“Expert” Friday was our wedding anniversary so we went for a trip. I'll leave the details of the actual vacation for another update since that is another story altogether. This was a 2 day excursion to an inn perhaps 150 miles north. Prior to our departure, I carefully studied maps trying to figure out a good route navigating through the city, countryside and finally the mountains. The big day came and off we went in our rental. Having brought the last car back relatively intact, the rental agent seemed happier about handing me the keys this time.

Despite having mapped out the directions I was inclined to follow the Navi since we had so much luck getting to Costco with it. And there is always the coolness factor of having a satellite thousands of miles up in the sky tell you block by block where to go. Big mistake.

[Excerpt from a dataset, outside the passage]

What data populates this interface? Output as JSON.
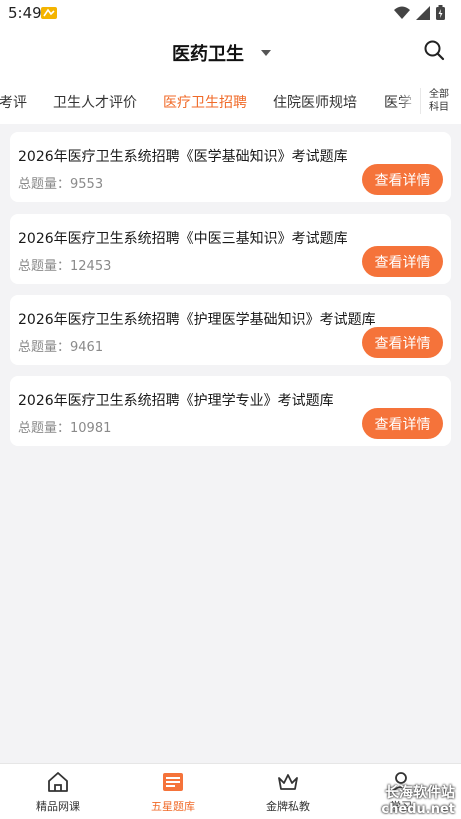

My first clue of potential problems was when the system got stuck on “turn left” half way to our friends house (where we were dropping off our daughter for the night). I managed to find the address myself using brains and a paper map (so that’s what those things are for).

From there, I had an idea of where we were going (north) and knew that we needed to take the express (an elevated road nearly in sight of where we were) but figured I would leave the details of getting onto the express to the Navi. Mysteriously, over the next 2 HOURS, the thing had me zig when I would have zagged. It seemed determined to keep me on surface streets, completely avoiding the express and the more I followed its direction, the more determined I was to see it through and the harder it became to get to the express. Finally I pulled over, (heeding the desperate pleas of the wife) got my bearings and headed painstakingly to the expressway, ignoring the Navi’s attempts to waylay us. We finally reached the express - after 2.5 hours of driving we had barely gotten out of the city.

The express was mercifully empty and we zipped north quickly. Sure enough, the Navi kept trying to pull us off the express. It would tell us to get off at every exit, remind us when we didn't and then faithfully re-route us to the next exit. The thing was possessed. I kept it on because at the last exit I needed it to finally tell me how to get to the resort. Of course I had forgotten that it was a satellite system and we were headed deep into the mountains. Mountains over here are steep and numerous, effectively blocking out satellite signals at inopportune moments. Once again I was reminded of the benefits of paper maps – especially Japanese maps that are so detailed they specify every 7 Eleven and gas station on the route. There weren’t many 7 Elevens in the mountains but I managed to locate the inn without too much embarrassment. On the return trip I used a conventional map and was much happier with the results. So much for my traditional faith in technology. I suppose there is a lesson here but I haven’t put my finger on it.